◆ WORK TO BE COMPLETED ◆
Reproduce each record exactly, leaving out no line.
****
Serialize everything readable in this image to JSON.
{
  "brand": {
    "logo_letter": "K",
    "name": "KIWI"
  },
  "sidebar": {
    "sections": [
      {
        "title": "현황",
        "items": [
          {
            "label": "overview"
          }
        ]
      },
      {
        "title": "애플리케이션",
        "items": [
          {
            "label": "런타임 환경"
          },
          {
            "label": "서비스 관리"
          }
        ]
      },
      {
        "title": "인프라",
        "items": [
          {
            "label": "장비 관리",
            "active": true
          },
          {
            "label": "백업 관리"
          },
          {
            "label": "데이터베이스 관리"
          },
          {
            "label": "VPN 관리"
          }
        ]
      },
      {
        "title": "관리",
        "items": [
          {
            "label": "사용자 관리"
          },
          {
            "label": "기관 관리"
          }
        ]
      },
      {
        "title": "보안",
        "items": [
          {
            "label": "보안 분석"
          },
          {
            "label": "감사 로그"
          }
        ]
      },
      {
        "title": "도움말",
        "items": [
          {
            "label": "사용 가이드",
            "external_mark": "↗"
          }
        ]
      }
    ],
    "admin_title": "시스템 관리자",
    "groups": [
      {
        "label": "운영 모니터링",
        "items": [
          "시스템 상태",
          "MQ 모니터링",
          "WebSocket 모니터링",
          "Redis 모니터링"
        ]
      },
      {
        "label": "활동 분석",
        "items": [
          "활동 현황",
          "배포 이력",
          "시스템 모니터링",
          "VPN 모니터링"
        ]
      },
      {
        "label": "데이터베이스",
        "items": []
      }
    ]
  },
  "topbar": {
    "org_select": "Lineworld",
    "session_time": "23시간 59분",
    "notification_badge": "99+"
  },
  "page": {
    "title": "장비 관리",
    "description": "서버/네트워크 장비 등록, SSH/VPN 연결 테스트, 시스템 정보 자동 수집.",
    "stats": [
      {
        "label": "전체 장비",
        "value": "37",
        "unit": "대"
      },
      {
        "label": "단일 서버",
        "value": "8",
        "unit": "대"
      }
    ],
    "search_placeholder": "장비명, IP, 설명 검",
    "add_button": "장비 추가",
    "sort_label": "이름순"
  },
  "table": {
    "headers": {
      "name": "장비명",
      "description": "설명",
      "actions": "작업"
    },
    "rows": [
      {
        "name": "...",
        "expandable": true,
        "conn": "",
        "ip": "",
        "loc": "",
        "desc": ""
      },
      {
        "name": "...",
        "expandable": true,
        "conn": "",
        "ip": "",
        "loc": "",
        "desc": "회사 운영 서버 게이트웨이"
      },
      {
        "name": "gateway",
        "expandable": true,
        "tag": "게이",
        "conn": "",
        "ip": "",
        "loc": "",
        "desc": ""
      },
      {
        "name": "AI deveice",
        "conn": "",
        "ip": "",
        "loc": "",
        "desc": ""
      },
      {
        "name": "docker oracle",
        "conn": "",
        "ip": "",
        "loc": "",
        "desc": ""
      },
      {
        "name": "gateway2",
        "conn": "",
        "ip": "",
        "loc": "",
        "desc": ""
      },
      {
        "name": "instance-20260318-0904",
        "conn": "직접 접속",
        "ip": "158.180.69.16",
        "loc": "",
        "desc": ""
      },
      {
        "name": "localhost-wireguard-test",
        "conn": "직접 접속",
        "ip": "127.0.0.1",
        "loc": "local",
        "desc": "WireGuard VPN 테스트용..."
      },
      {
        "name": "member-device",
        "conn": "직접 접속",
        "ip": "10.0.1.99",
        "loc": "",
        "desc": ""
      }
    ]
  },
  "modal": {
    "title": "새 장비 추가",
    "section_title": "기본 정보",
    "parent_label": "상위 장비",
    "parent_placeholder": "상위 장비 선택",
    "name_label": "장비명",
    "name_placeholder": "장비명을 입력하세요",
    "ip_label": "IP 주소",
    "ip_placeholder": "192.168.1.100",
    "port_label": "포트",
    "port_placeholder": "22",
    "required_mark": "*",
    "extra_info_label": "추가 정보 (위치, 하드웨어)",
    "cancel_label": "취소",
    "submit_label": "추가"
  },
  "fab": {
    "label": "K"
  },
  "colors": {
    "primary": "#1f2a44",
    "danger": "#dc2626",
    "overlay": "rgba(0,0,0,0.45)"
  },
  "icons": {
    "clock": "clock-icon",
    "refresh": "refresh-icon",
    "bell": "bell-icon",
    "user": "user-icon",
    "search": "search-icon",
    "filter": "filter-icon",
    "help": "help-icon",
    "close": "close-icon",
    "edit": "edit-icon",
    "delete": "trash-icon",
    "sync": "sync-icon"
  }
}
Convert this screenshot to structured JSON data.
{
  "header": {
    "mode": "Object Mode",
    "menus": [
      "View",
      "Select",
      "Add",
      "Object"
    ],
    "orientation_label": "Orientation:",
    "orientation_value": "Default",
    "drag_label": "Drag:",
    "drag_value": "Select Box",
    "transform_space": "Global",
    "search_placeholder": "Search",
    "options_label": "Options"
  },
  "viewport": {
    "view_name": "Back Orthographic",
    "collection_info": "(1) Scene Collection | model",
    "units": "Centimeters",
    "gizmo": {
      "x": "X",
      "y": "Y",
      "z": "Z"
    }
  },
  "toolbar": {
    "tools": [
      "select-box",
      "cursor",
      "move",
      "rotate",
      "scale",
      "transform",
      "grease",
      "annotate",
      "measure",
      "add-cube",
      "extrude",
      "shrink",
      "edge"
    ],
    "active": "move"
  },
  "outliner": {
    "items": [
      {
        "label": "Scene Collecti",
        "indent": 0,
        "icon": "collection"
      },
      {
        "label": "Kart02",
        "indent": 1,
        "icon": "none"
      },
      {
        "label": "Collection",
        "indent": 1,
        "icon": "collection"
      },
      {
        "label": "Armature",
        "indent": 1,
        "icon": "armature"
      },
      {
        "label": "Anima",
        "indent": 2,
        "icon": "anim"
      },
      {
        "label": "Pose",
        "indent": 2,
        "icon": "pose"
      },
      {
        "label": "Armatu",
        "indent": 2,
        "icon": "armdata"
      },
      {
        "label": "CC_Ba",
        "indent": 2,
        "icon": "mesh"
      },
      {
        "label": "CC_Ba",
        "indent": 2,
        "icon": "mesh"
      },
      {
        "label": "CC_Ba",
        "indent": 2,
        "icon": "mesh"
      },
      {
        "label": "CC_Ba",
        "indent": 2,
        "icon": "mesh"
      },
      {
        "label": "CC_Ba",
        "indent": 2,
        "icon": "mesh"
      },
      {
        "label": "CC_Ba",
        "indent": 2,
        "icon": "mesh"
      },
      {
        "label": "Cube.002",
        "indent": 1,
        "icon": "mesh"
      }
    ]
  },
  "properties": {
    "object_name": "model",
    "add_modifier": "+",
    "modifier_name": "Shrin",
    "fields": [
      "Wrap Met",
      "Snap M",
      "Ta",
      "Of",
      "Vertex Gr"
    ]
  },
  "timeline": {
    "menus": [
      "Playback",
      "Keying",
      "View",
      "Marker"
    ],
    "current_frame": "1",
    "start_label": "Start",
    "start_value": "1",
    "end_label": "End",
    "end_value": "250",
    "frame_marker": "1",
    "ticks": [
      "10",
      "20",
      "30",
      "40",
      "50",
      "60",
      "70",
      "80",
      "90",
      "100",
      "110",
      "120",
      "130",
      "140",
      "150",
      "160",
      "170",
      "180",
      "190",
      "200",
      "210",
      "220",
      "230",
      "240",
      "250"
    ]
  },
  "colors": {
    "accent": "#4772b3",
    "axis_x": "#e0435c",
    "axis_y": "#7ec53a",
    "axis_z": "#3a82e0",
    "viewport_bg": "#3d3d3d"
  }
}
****
◆ TASK ANSWER ◆
Serialize everything readable in this image to JSON.
{
  "brand": {
    "logo_letter": "K",
    "name": "KIWI"
  },
  "sidebar": {
    "sections": [
      {
        "title": "현황",
        "items": [
          {
            "label": "overview"
          }
        ]
      },
      {
        "title": "애플리케이션",
        "items": [
          {
            "label": "런타임 환경"
          },
          {
            "label": "서비스 관리"
          }
        ]
      },
      {
        "title": "인프라",
        "items": [
          {
            "label": "장비 관리",
            "active": true
          },
          {
            "label": "백업 관리"
          },
          {
            "label": "데이터베이스 관리"
          },
          {
            "label": "VPN 관리"
          }
        ]
      },
      {
        "title": "관리",
        "items": [
          {
            "label": "사용자 관리"
          },
          {
            "label": "기관 관리"
          }
        ]
      },
      {
        "title": "보안",
        "items": [
          {
            "label": "보안 분석"
          },
          {
            "label": "감사 로그"
          }
        ]
      },
      {
        "title": "도움말",
        "items": [
          {
            "label": "사용 가이드",
            "external_mark": "↗"
          }
        ]
      }
    ],
    "admin_title": "시스템 관리자",
    "groups": [
      {
        "label": "운영 모니터링",
        "items": [
          "시스템 상태",
          "MQ 모니터링",
          "WebSocket 모니터링",
          "Redis 모니터링"
        ]
      },
      {
        "label": "활동 분석",
        "items": [
          "활동 현황",
          "배포 이력",
          "시스템 모니터링",
          "VPN 모니터링"
        ]
      },
      {
        "label": "데이터베이스",
        "items": []
      }
    ]
  },
  "topbar": {
    "org_select": "Lineworld",
    "session_time": "23시간 59분",
    "notification_badge": "99+"
  },
  "page": {
    "title": "장비 관리",
    "description": "서버/네트워크 장비 등록, SSH/VPN 연결 테스트, 시스템 정보 자동 수집.",
    "stats": [
      {
        "label": "전체 장비",
        "value": "37",
        "unit": "대"
      },
      {
        "label": "단일 서버",
        "value": "8",
        "unit": "대"
      }
    ],
    "search_placeholder": "장비명, IP, 설명 검",
    "add_button": "장비 추가",
    "sort_label": "이름순"
  },
  "table": {
    "headers": {
      "name": "장비명",
      "description": "설명",
      "actions": "작업"
    },
    "rows": [
      {
        "name": "...",
        "expandable": true,
        "conn": "",
        "ip": "",
        "loc": "",
        "desc": ""
      },
      {
        "name": "...",
        "expandable": true,
        "conn": "",
        "ip": "",
        "loc": "",
        "desc": "회사 운영 서버 게이트웨이"
      },
      {
        "name": "gateway",
        "expandable": true,
        "tag": "게이",
        "conn": "",
        "ip": "",
        "loc": "",
        "desc": ""
      },
      {
        "name": "AI deveice",
        "conn": "",
        "ip": "",
        "loc": "",
        "desc": ""
      },
      {
        "name": "docker oracle",
        "conn": "",
        "ip": "",
        "loc": "",
        "desc": ""
      },
      {
        "name": "gateway2",
        "conn": "",
        "ip": "",
        "loc": "",
        "desc": ""
      },
      {
        "name": "instance-20260318-0904",
        "conn": "직접 접속",
        "ip": "158.180.69.16",
        "loc": "",
        "desc": ""
      },
      {
        "name": "localhost-wireguard-test",
        "conn": "직접 접속",
        "ip": "127.0.0.1",
        "loc": "local",
        "desc": "WireGuard VPN 테스트용..."
      },
      {
        "name": "member-device",
        "conn": "직접 접속",
        "ip": "10.0.1.99",
        "loc": "",
        "desc": ""
      }
    ]
  },
  "modal": {
    "title": "새 장비 추가",
    "section_title": "기본 정보",
    "parent_label": "상위 장비",
    "parent_placeholder": "상위 장비 선택",
    "name_label": "장비명",
    "name_placeholder": "장비명을 입력하세요",
    "ip_label": "IP 주소",
    "ip_placeholder": "192.168.1.100",
    "port_label": "포트",
    "port_placeholder": "22",
    "required_mark": "*",
    "extra_info_label": "추가 정보 (위치, 하드웨어)",
    "cancel_label": "취소",
    "submit_label": "추가"
  },
  "fab": {
    "label": "K"
  },
  "colors": {
    "primary": "#1f2a44",
    "danger": "#dc2626",
    "overlay": "rgba(0,0,0,0.45)"
  },
  "icons": {
    "clock": "clock-icon",
    "refresh": "refresh-icon",
    "bell": "bell-icon",
    "user": "user-icon",
    "search": "search-icon",
    "filter": "filter-icon",
    "help": "help-icon",
    "close": "close-icon",
    "edit": "edit-icon",
    "delete": "trash-icon",
    "sync": "sync-icon"
  }
}
Convert this screenshot to structured JSON data.
{
  "header": {
    "mode": "Object Mode",
    "menus": [
      "View",
      "Select",
      "Add",
      "Object"
    ],
    "orientation_label": "Orientation:",
    "orientation_value": "Default",
    "drag_label": "Drag:",
    "drag_value": "Select Box",
    "transform_space": "Global",
    "search_placeholder": "Search",
    "options_label": "Options"
  },
  "viewport": {
    "view_name": "Back Orthographic",
    "collection_info": "(1) Scene Collection | model",
    "units": "Centimeters",
    "gizmo": {
      "x": "X",
      "y": "Y",
      "z": "Z"
    }
  },
  "toolbar": {
    "tools": [
      "select-box",
      "cursor",
      "move",
      "rotate",
      "scale",
      "transform",
      "grease",
      "annotate",
      "measure",
      "add-cube",
      "extrude",
      "shrink",
      "edge"
    ],
    "active": "move"
  },
  "outliner": {
    "items": [
      {
        "label": "Scene Collecti",
        "indent": 0,
        "icon": "collection"
      },
      {
        "label": "Kart02",
        "indent": 1,
        "icon": "none"
      },
      {
        "label": "Collection",
        "indent": 1,
        "icon": "collection"
      },
      {
        "label": "Armature",
        "indent": 1,
        "icon": "armature"
      },
      {
        "label": "Anima",
        "indent": 2,
        "icon": "anim"
      },
      {
        "label": "Pose",
        "indent": 2,
        "icon": "pose"
      },
      {
        "label": "Armatu",
        "indent": 2,
        "icon": "armdata"
      },
      {
        "label": "CC_Ba",
        "indent": 2,
        "icon": "mesh"
      },
      {
        "label": "CC_Ba",
        "indent": 2,
        "icon": "mesh"
      },
      {
        "label": "CC_Ba",
        "indent": 2,
        "icon": "mesh"
      },
      {
        "label": "CC_Ba",
        "indent": 2,
        "icon": "mesh"
      },
      {
        "label": "CC_Ba",
        "indent": 2,
        "icon": "mesh"
      },
      {
        "label": "CC_Ba",
        "indent": 2,
        "icon": "mesh"
      },
      {
        "label": "Cube.002",
        "indent": 1,
        "icon": "mesh"
      }
    ]
  },
  "properties": {
    "object_name": "model",
    "add_modifier": "+",
    "modifier_name": "Shrin",
    "fields": [
      "Wrap Met",
      "Snap M",
      "Ta",
      "Of",
      "Vertex Gr"
    ]
  },
  "timeline": {
    "menus": [
      "Playback",
      "Keying",
      "View",
      "Marker"
    ],
    "current_frame": "1",
    "start_label": "Start",
    "start_value": "1",
    "end_label": "End",
    "end_value": "250",
    "frame_marker": "1",
    "ticks": [
      "10",
      "20",
      "30",
      "40",
      "50",
      "60",
      "70",
      "80",
      "90",
      "100",
      "110",
      "120",
      "130",
      "140",
      "150",
      "160",
      "170",
      "180",
      "190",
      "200",
      "210",
      "220",
      "230",
      "240",
      "250"
    ]
  },
  "colors": {
    "accent": "#4772b3",
    "axis_x": "#e0435c",
    "axis_y": "#7ec53a",
    "axis_z": "#3a82e0",
    "viewport_bg": "#3d3d3d"
  }
}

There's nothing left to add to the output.